AppleScript: How to skip 30/rewind 10 seconds in iTunes?

With the launch of Podcasts for the iOS devices, Apple introduced two buttons on the device to skip 30 seconds (great for skipping advertisements, or Sarah Lane segments in Tech News Today) and to rewind 10 seconds for quick replay of something important that you missed.

Well, iTunes is my desktop app for podcast subscription and management and unfortunately these two buttons don’t exist in iTunes. For this I use two applescripts that I’ve labeled iTunes-Skip-30 and iTunes-Back-10. They sit in my scripts folder and any time I want to use them I just access the scripts from the top menu bar.

-- iTunes Skip 30
tell application "iTunes" to set player position to (player position + 30)
-- iTunes Back 10
tell application "iTunes" to set player position to (player position - 10)

You just need to use your Script Editor and save each of these scripts in your user scripts folder (usually in ~/Library/scripts/) and enable the scrips menu in the Scripts Utility.

AppleScript: Word Count, anywhere

Sometimes one needs to count the number of words and characters of text that we’ve written.

Here’s a small script to do just that:

set nChars to count (the clipboard)
set nWords to count words of (the clipboard)
display dialog "Characters: " & nChars & "
Words: " & nWords

Use Script Editor and paste the above code. Then save it to your scripts folder and every time you want to have word count just copy the text and invoke the script.

Do you need to insert the current Date and Time in your documents?

This is an AppleScript that inserts the current Date and Time in any document you are working on.


The script acts like Emacs with C-u M-! date or with vim‘s :r !date.

First of all I wanted the script to work across all my GUI apps in Leopard. So I resorted to AppleScript. After fiddling for a while with the grammar of the language I came up with a solution. The only problem was that I couldn’t launch the script from a keyboard shortcut.

Use Quicksilver to trigger Applescript

Luckily, quicksilver has triggers that you can configure to do almost anything. I mapped Shift+Command+- (hyphen) to run the AppleScript bellow. As a result, the script copies the current Date and Time to the clipboard and then asks the foremost application to paste it.

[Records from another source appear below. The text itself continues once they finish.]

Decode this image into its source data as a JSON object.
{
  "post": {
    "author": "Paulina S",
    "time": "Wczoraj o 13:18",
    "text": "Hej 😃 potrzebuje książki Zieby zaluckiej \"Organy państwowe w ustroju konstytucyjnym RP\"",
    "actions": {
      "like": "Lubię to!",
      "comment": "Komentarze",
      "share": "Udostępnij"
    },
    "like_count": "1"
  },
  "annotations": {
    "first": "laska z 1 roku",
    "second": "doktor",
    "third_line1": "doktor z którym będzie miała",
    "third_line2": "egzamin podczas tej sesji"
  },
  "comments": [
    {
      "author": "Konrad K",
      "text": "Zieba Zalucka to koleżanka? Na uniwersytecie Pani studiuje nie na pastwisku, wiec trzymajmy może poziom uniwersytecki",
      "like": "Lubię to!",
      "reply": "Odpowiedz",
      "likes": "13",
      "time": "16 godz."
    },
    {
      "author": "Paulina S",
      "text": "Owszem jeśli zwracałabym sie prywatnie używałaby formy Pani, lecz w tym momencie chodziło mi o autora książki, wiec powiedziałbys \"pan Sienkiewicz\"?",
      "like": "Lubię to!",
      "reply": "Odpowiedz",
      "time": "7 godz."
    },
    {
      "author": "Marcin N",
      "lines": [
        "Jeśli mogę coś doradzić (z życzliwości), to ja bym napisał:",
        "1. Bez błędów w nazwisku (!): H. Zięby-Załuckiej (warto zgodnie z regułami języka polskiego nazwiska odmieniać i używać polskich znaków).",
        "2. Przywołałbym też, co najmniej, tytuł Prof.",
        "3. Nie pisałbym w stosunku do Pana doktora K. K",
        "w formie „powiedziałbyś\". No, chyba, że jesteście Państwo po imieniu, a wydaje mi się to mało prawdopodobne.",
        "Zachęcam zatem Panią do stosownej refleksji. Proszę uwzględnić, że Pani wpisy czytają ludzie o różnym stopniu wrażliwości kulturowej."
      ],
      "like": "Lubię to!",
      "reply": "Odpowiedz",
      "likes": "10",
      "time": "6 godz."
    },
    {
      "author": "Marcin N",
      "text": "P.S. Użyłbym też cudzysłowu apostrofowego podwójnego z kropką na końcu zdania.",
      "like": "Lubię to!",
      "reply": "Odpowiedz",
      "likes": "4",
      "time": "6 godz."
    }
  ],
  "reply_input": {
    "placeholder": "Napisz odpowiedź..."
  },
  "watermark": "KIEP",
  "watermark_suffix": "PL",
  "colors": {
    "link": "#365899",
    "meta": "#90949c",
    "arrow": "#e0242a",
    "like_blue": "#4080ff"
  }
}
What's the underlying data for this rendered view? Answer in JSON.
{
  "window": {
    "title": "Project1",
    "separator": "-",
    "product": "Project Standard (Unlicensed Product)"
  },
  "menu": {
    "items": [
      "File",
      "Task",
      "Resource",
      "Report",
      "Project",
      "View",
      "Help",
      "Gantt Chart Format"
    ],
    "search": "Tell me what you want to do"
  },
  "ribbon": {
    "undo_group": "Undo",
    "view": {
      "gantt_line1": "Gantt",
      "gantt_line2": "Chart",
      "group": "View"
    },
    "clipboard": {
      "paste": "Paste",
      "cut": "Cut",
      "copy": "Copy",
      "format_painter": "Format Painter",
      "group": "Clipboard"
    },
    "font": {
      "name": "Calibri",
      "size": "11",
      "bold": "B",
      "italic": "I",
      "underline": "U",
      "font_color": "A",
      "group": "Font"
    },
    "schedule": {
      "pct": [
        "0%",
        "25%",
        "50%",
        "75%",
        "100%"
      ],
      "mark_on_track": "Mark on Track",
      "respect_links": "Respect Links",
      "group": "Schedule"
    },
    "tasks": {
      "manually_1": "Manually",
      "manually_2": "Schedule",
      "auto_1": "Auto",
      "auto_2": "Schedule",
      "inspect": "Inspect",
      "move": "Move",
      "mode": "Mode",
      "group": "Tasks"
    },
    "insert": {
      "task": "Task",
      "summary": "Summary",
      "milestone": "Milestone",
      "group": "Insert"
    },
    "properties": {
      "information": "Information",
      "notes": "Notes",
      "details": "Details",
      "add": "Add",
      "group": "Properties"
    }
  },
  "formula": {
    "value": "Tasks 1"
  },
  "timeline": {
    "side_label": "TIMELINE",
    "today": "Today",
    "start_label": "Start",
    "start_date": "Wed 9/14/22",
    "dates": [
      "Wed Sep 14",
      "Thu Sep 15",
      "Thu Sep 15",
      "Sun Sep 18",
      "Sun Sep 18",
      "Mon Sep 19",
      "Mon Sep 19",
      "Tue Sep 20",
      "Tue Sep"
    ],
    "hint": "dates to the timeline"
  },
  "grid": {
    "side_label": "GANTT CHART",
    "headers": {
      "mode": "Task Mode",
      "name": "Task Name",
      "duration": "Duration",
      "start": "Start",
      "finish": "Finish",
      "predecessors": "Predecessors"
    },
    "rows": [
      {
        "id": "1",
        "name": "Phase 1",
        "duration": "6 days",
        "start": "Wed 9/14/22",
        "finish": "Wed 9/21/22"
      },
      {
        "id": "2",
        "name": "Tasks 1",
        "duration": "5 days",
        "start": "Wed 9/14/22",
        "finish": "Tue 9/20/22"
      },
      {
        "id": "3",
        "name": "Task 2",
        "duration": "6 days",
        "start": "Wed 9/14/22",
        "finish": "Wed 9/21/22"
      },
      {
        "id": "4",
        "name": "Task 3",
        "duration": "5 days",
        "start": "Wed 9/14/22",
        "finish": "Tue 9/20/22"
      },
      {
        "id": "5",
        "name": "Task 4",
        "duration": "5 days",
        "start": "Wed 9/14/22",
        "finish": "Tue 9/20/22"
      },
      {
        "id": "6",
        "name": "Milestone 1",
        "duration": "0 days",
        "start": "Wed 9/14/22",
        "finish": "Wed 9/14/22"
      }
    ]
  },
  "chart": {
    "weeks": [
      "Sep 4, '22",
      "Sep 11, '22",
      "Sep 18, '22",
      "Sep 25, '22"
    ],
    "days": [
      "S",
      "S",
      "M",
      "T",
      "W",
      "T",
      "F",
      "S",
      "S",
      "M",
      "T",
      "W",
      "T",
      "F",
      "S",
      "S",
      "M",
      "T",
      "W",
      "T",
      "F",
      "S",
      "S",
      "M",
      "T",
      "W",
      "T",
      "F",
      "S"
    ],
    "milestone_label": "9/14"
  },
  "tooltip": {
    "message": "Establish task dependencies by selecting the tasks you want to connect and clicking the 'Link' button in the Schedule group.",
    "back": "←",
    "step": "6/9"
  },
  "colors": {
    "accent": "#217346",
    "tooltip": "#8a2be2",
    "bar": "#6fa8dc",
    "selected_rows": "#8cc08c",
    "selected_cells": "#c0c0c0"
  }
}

This works well and is cool to have the date on the clipboard for future pastes if I want. This is great keystroke saver for working with log files! Just use Script Editor and put it in your User Scripts Folder! A time saver!

-- Insert Date and Time into your documents
-- @2012 David Rodrigues
set date_ to ((current date) as string)
set the clipboard to the date_
tell application "System Events"
	set frontmostApplication to name of the first process whose frontmost is true
end tell
tell application frontmostApplication
	tell application "System Events"
		keystroke "v" using {command down}
	end tell
end tell

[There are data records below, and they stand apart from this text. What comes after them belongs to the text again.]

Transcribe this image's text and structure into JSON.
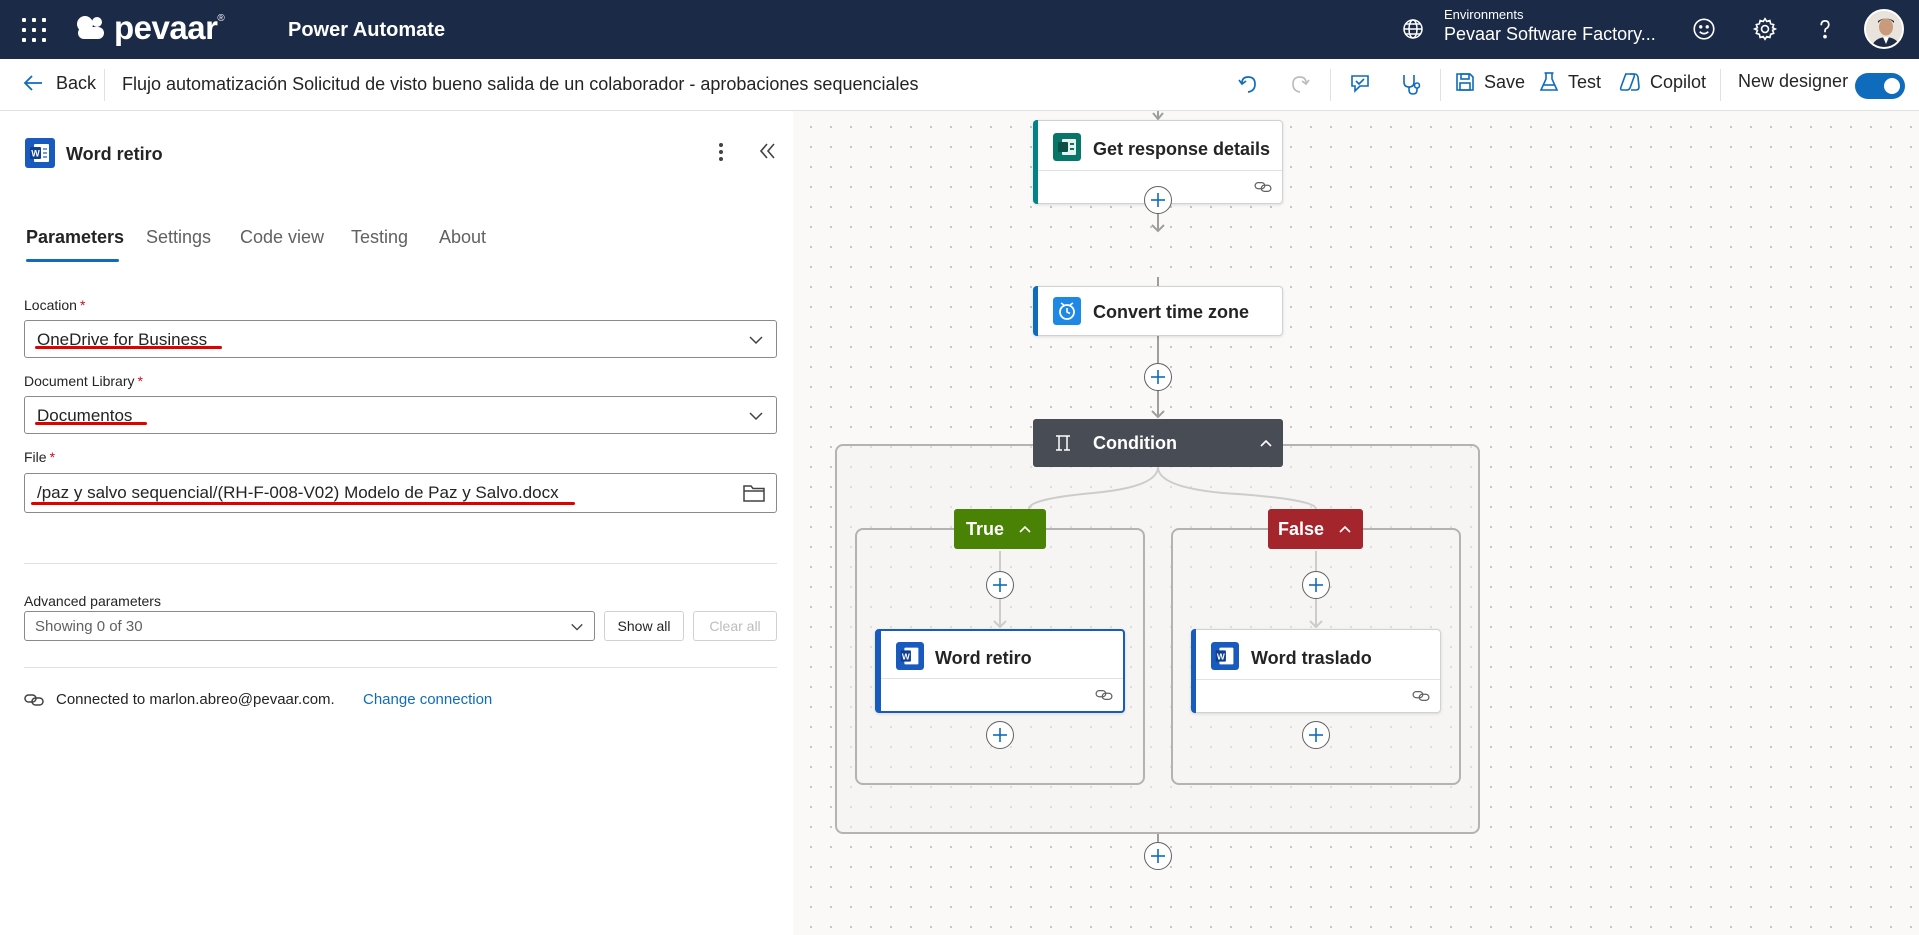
{
  "header": {
    "brand": "pevaar",
    "brand_mark": "®",
    "app_name": "Power Automate",
    "environment_label": "Environments",
    "environment_name": "Pevaar Software Factory..."
  },
  "commandbar": {
    "back_label": "Back",
    "flow_title": "Flujo automatización Solicitud de visto bueno salida de un colaborador - aprobaciones sequenciales",
    "save_label": "Save",
    "test_label": "Test",
    "copilot_label": "Copilot",
    "new_designer_label": "New designer",
    "new_designer_on": true
  },
  "panel": {
    "title": "Word retiro",
    "tabs": [
      {
        "label": "Parameters",
        "active": true
      },
      {
        "label": "Settings",
        "active": false
      },
      {
        "label": "Code view",
        "active": false
      },
      {
        "label": "Testing",
        "active": false
      },
      {
        "label": "About",
        "active": false
      }
    ],
    "fields": {
      "location": {
        "label": "Location",
        "required_mark": "*",
        "value": "OneDrive for Business"
      },
      "library": {
        "label": "Document Library",
        "required_mark": "*",
        "value": "Documentos"
      },
      "file": {
        "label": "File",
        "required_mark": "*",
        "value": "/paz y salvo sequencial/(RH-F-008-V02) Modelo de Paz y Salvo.docx"
      }
    },
    "advanced": {
      "label": "Advanced parameters",
      "select_value": "Showing 0 of 30",
      "show_all": "Show all",
      "clear_all": "Clear all"
    },
    "connection": {
      "text": "Connected to marlon.abreo@pevaar.com.",
      "change_link": "Change connection"
    }
  },
  "canvas": {
    "nodes": {
      "get_response": {
        "label": "Get response details",
        "accent": "#038387"
      },
      "convert_time": {
        "label": "Convert time zone",
        "accent": "#0f6cbd"
      },
      "condition": {
        "label": "Condition"
      },
      "true_branch": {
        "label": "True",
        "color": "#498205"
      },
      "false_branch": {
        "label": "False",
        "color": "#a4262c"
      },
      "word_retiro": {
        "label": "Word retiro",
        "accent": "#185abd",
        "selected": true
      },
      "word_traslado": {
        "label": "Word traslado",
        "accent": "#185abd"
      }
    }
  },
  "colors": {
    "header_bg": "#1b2a47",
    "accent_blue": "#0f6cbd",
    "annotation_red": "#e00000"
  }
}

AppleScript: Close All

One of the problems with having a todo list bigger than the the Eiffel Tower is that sometimes I have more applications open than my computer would like to handle. To clean my desktop I could use a Logoff / Login sequence, but that would interfere with Dropbox synchronization and therefore I opted to use an AppleScript that closes all windowed applications.

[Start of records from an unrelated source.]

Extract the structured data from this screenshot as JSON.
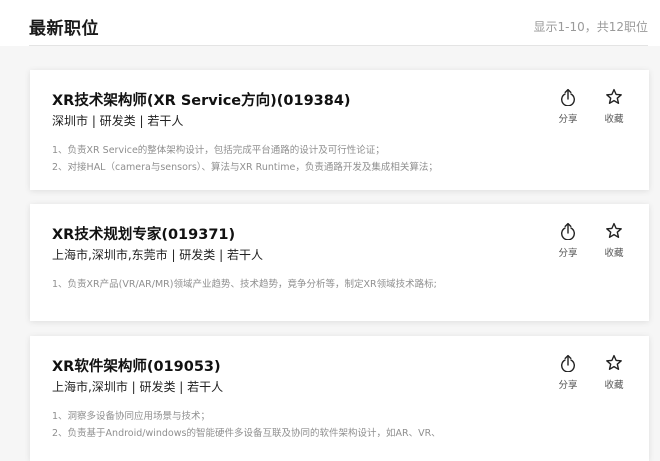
{
  "header": {
    "title": "最新职位",
    "count_text": "显示1-10，共12职位"
  },
  "actions": {
    "share_label": "分享",
    "favorite_label": "收藏"
  },
  "jobs": [
    {
      "title": "XR技术架构师(XR Service方向)(019384)",
      "meta": "深圳市 | 研发类 | 若干人",
      "description": [
        "1、负责XR Service的整体架构设计，包括完成平台通路的设计及可行性论证；",
        "2、对接HAL（camera与sensors）、算法与XR Runtime，负责通路开发及集成相关算法；"
      ]
    },
    {
      "title": "XR技术规划专家(019371)",
      "meta": "上海市,深圳市,东莞市 | 研发类 | 若干人",
      "description": [
        "1、负责XR产品(VR/AR/MR)领域产业趋势、技术趋势，竟争分析等，制定XR领域技术路标;"
      ]
    },
    {
      "title": "XR软件架构师(019053)",
      "meta": "上海市,深圳市 | 研发类 | 若干人",
      "description": [
        "1、洞察多设备协同应用场景与技术；",
        "2、负责基于Android/windows的智能硬件多设备互联及协同的软件架构设计，如AR、VR、"
      ]
    }
  ],
  "colors": {
    "background": "#f6f6f6",
    "card": "#ffffff",
    "muted_text": "#8f8f8f",
    "count_text": "#9a9a9a"
  },
  "icons": {
    "share": "share-icon",
    "favorite": "star-icon"
  }
}
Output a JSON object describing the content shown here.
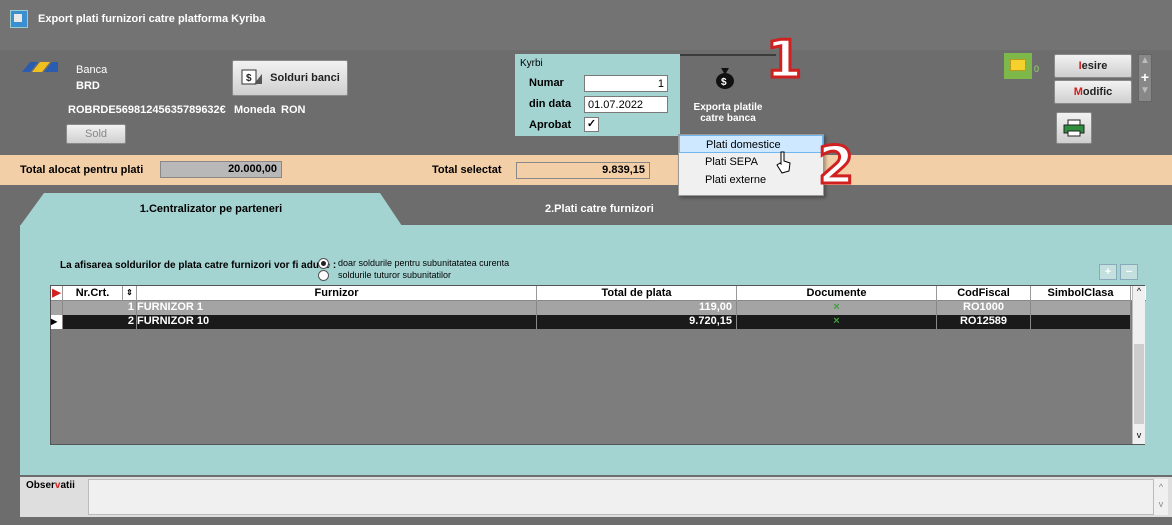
{
  "window": {
    "title": "Export plati furnizori catre platforma Kyriba"
  },
  "bank": {
    "label": "Banca",
    "name": "BRD",
    "solduri_button": "Solduri banci",
    "iban": "ROBRDE56981245635789632€",
    "moneda_label": "Moneda",
    "moneda_value": "RON",
    "sold_button": "Sold"
  },
  "kyriba": {
    "title": "Kyrbi",
    "numar_label": "Numar",
    "numar_value": "1",
    "data_label": "din data",
    "data_value": "01.07.2022",
    "aprobat_label": "Aprobat",
    "aprobat_check": "✓"
  },
  "export": {
    "label_line1": "Exporta platile",
    "label_line2": "catre banca",
    "menu": [
      "Plati domestice",
      "Plati SEPA",
      "Plati externe"
    ]
  },
  "annotations": {
    "one": "1",
    "two": "2"
  },
  "side_buttons": {
    "iesire_prefix": "I",
    "iesire_rest": "esire",
    "modific_prefix": "M",
    "modific_rest": "odific",
    "folder_count": "0"
  },
  "totals": {
    "alocat_label": "Total alocat pentru plati",
    "alocat_value": "20.000,00",
    "selectat_label": "Total selectat",
    "selectat_value": "9.839,15"
  },
  "tabs": [
    "1.Centralizator pe parteneri",
    "2.Plati catre furnizori"
  ],
  "options": {
    "question": "La afisarea soldurilor de plata catre furnizori vor fi aduse :",
    "opt1": "doar soldurile pentru subunitatatea curenta",
    "opt2": "soldurile  tuturor subunitatilor"
  },
  "grid": {
    "headers": [
      "Nr.Crt.",
      "Furnizor",
      "Total de plata",
      "Documente",
      "CodFiscal",
      "SimbolClasa"
    ],
    "rows": [
      {
        "nr": "1",
        "furnizor": "FURNIZOR 1",
        "total": "119,00",
        "doc": "×",
        "cod": "RO1000",
        "simbol": ""
      },
      {
        "nr": "2",
        "furnizor": "FURNIZOR 10",
        "total": "9.720,15",
        "doc": "×",
        "cod": "RO12589",
        "simbol": ""
      }
    ]
  },
  "observatii": {
    "prefix": "Obser",
    "highlight": "v",
    "rest": "atii"
  },
  "colors": {
    "panel": "#a4d4d2",
    "totalbar": "#f3cfa8",
    "accent_red": "#d02020"
  }
}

The close all script that I use is the following:

-- Insert Date and Time into your documents
-- @2010 David Rodrigues
set exclude to {"Finder"}
tell application "System Events"
	set end of exclude to displayed name of (info for (path to frontmost application))
	set app_list to name of every process whose visible is true
end tell
repeat with this_app in app_list
	if this_app is not in exclude then
		tell application this_app
		end tell
	end if
end repeat

Remember, put the script in the ~/Library/Scripts folder (don’t forget to activate the “Show Script…” in Apple Script Utility

I now have a much cleaner desktop…